Charles Francis Adams IV
|Charles Francis Adams IV|
Boston, Massachusetts, United States|
May 2, 1910
|Died||January 5, 1999(aged 88)|
|Alma mater||Harvard University|
|Title||President of Raytheon Company|
Margaret Stockton Adams (until her death)|
Beatrice D. Penati
Charles Francis Adams III|
He was the son of Charles Francis Adams III (1866–1954), great-great-great grandson of United States President John Adams, and great-great grandson of President John Quincy Adams. Adams was born in Boston, attended St. Mark's School, graduated from Harvard College in 1932 and attended Harvard Graduate School of Business Administration. Adams was a sixth generation Harvard legacy student (John Adams graduated from Harvard in 1755).
Adams was commissioned as an ensign in the Naval Reserve on 23 June 1932 and was promoted to lieutenant (junior grade) on 23 June 1937. He served on active duty during World War II. Adams was promoted to the rank of lieutenant commander on 1 May 1943 and to commander on 1 March 1944. He took command of the destroyer escort USS William Seiverling when she was commissioned on 1 June 1944. The Seiverling conducted anti-submarine operations in the Pacific Theater, was under air attack off Okinawa and supported the liberation of the Philippines. He left the service in 1946.

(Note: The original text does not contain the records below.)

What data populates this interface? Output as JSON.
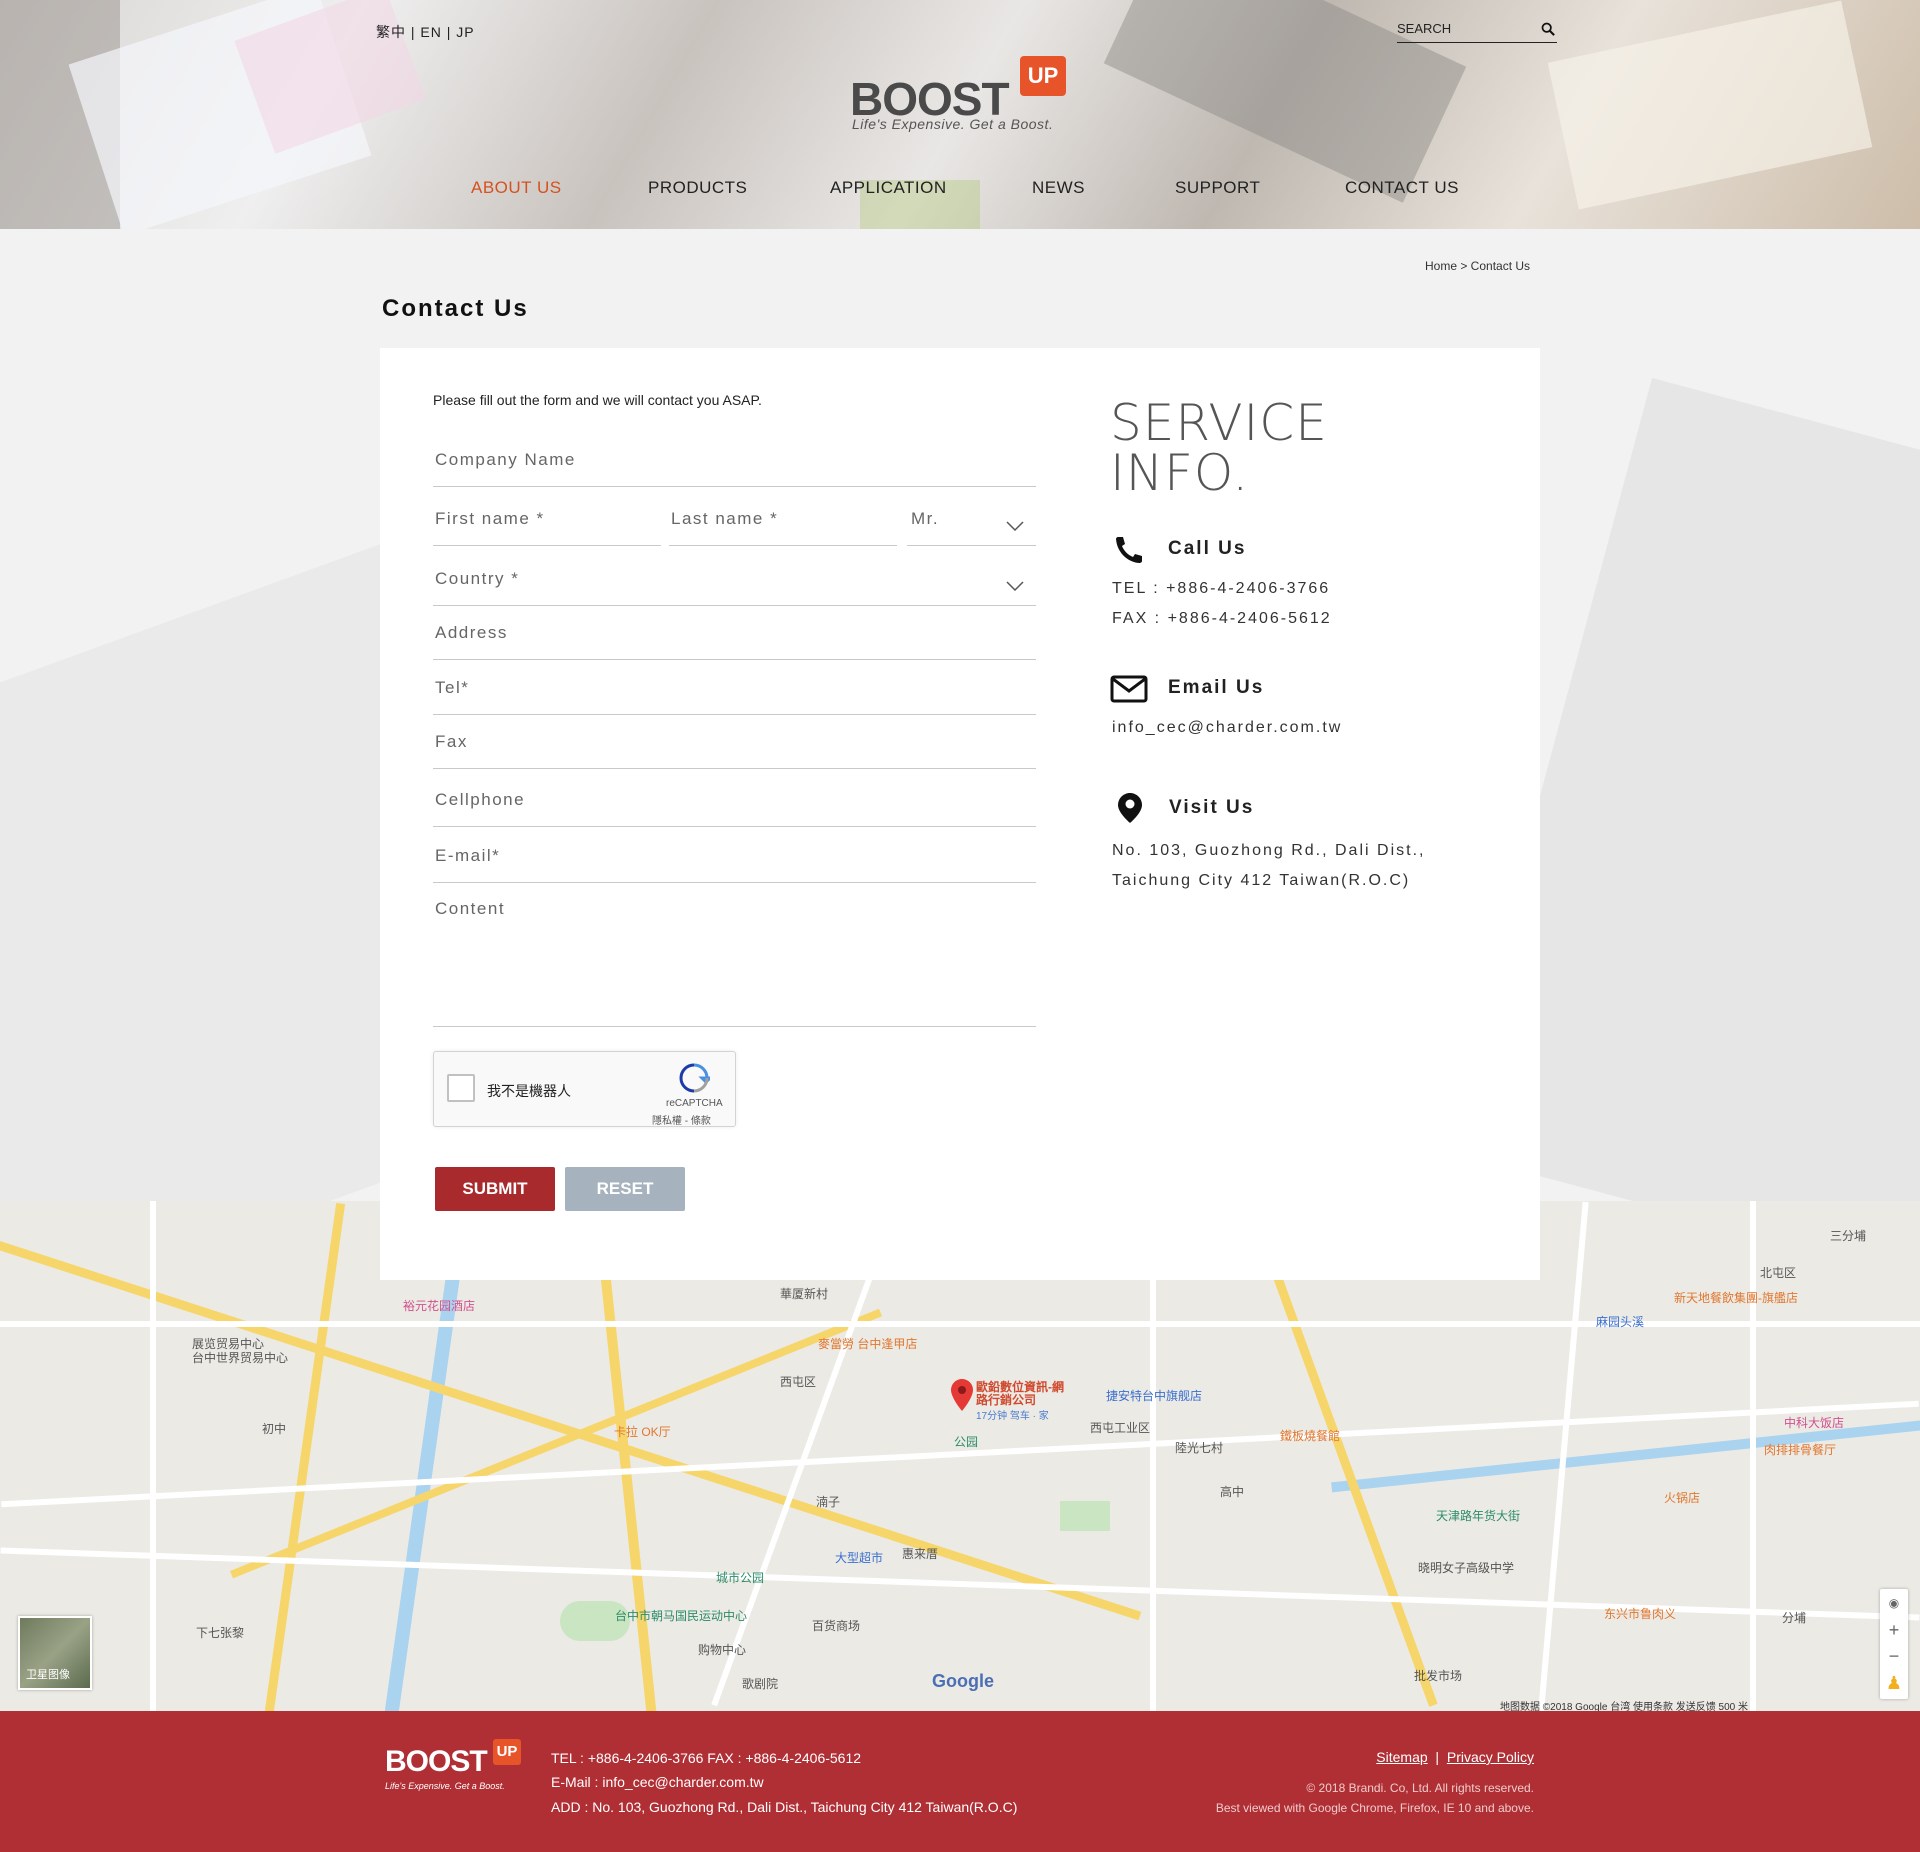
{
  "header": {
    "languages": "繁中 | EN | JP",
    "search_label": "SEARCH",
    "logo_word": "BOOST",
    "logo_badge": "UP",
    "logo_tagline": "Life's Expensive. Get a Boost.",
    "nav": [
      {
        "label": "ABOUT US",
        "active": true
      },
      {
        "label": "PRODUCTS",
        "active": false
      },
      {
        "label": "APPLICATION",
        "active": false
      },
      {
        "label": "NEWS",
        "active": false
      },
      {
        "label": "SUPPORT",
        "active": false
      },
      {
        "label": "CONTACT US",
        "active": false
      }
    ],
    "accent_color": "#d4521f"
  },
  "breadcrumb": "Home > Contact Us",
  "page_title": "Contact Us",
  "form": {
    "intro": "Please fill out the form and we will contact you ASAP.",
    "company_placeholder": "Company Name",
    "first_name_placeholder": "First name *",
    "last_name_placeholder": "Last name *",
    "title_select": "Mr.",
    "country_placeholder": "Country *",
    "address_placeholder": "Address",
    "tel_placeholder": "Tel*",
    "fax_placeholder": "Fax",
    "cellphone_placeholder": "Cellphone",
    "email_placeholder": "E-mail*",
    "content_placeholder": "Content",
    "captcha_label": "我不是機器人",
    "captcha_brand": "reCAPTCHA",
    "captcha_terms": "隱私權 - 條款",
    "submit_label": "SUBMIT",
    "reset_label": "RESET",
    "submit_color": "#a82a2d",
    "reset_color": "#a6b3bf"
  },
  "service": {
    "title_line1": "SERVICE",
    "title_line2": "INFO.",
    "call_heading": "Call Us",
    "tel": "TEL : +886-4-2406-3766",
    "fax": "FAX : +886-4-2406-5612",
    "email_heading": "Email Us",
    "email": "info_cec@charder.com.tw",
    "visit_heading": "Visit Us",
    "address_line1": "No. 103, Guozhong Rd., Dali Dist.,",
    "address_line2": "Taichung City 412 Taiwan(R.O.C)"
  },
  "map": {
    "pin_label_line1": "歐鉛數位資訊-網",
    "pin_label_line2": "路行銷公司",
    "pin_sub": "17分钟 驾车 · 家",
    "satellite_label": "卫星图像",
    "google_label": "Google",
    "attribution": "地图数据 ©2018 Google   台湾   使用条款   发送反馈   500 米",
    "labels": [
      "華厦新村",
      "西屯区",
      "西屯工业区",
      "陸光七村",
      "惠来厝",
      "湳子",
      "北屯区",
      "三分埔",
      "下七张黎",
      "初中",
      "展览贸易中心",
      "台中世界贸易中心",
      "裕元花园酒店",
      "捷安特台中旗舰店",
      "天津路年货大街",
      "晓明女子高级中学",
      "大型超市",
      "百货商场",
      "城市公园",
      "台中市朝马国民运动中心",
      "中科大饭店",
      "肉排排骨餐厅",
      "火锅店",
      "东兴市鲁肉义",
      "批发市场",
      "歌剧院",
      "购物中心",
      "高中",
      "公园",
      "麻园头溪",
      "新天地餐飲集團-旗艦店",
      "麥當勞 台中逢甲店",
      "卡拉 OK厅",
      "鐵板燒餐館",
      "分埔"
    ]
  },
  "footer": {
    "logo_word": "BOOST",
    "logo_badge": "UP",
    "logo_tagline": "Life's Expensive. Get a Boost.",
    "line1": "TEL : +886-4-2406-3766   FAX : +886-4-2406-5612",
    "line2": "E-Mail : info_cec@charder.com.tw",
    "line3": "ADD : No. 103, Guozhong Rd., Dali Dist., Taichung City 412 Taiwan(R.O.C)",
    "sitemap": "Sitemap",
    "privacy": "Privacy Policy",
    "copyright": "© 2018 Brandi. Co, Ltd. All rights reserved.",
    "browsers": "Best viewed with Google Chrome, Firefox, IE 10 and above.",
    "bg_color": "#b02f35"
  }
}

He served as the first president of the Raytheon Company between 1948 and 1960, and again from 1962 to 1964. He served as its chairman between 1960 and 1962, and again from 1964 until 1972. During his tenure, Raytheon grew from a manufacturer of transistors and vacuum tubes into a maker of missiles and military-oriented radar and communications systems.
Adams married twice. His first marriage was to Margaret Stockton Adams by whom he had three children: Abigail, Alison, and Timothy. He had a total of nine grandchildren and 18 great grandchildren at the time of his death.

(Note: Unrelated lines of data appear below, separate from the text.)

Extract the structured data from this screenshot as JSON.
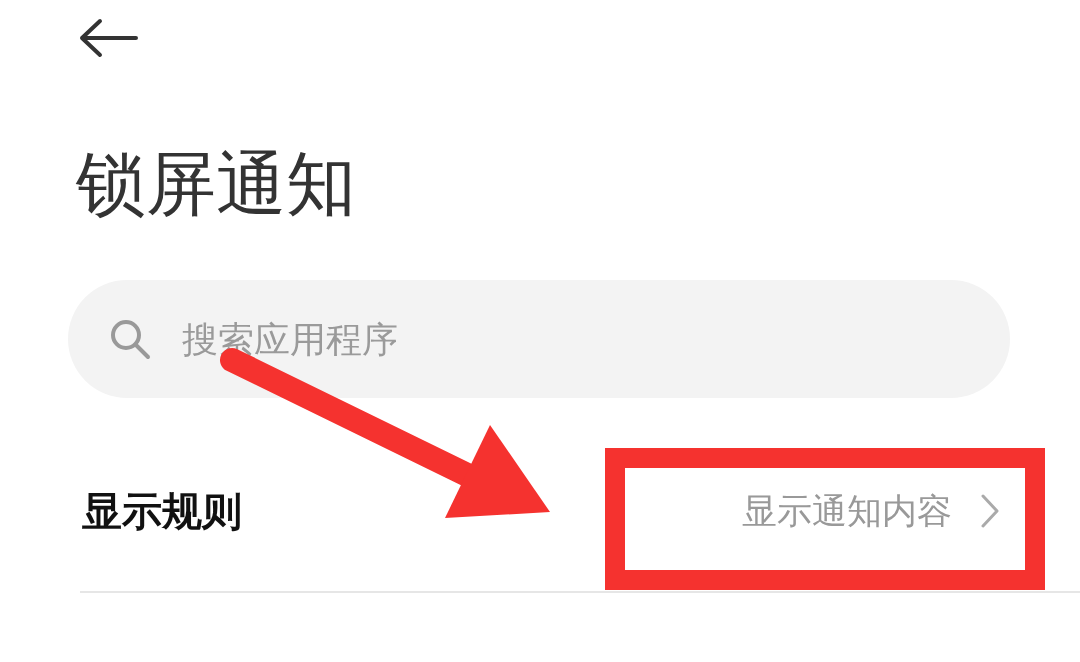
{
  "title": "锁屏通知",
  "search": {
    "placeholder": "搜索应用程序"
  },
  "rows": [
    {
      "label": "显示规则",
      "value": "显示通知内容"
    }
  ]
}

- "Deaths Elsewhere". St. Louis Post-Dispatch. 1999-01-07.
- "Biography" (PDF). Raytheon. Archived from the original (PDF) on 2012-03-15. Retrieved 2010-12-05.
- "Book of Members, 1780-2010: Chapter A" (PDF). American Academy of Arts and Sciences. Retrieved 1 April 2011.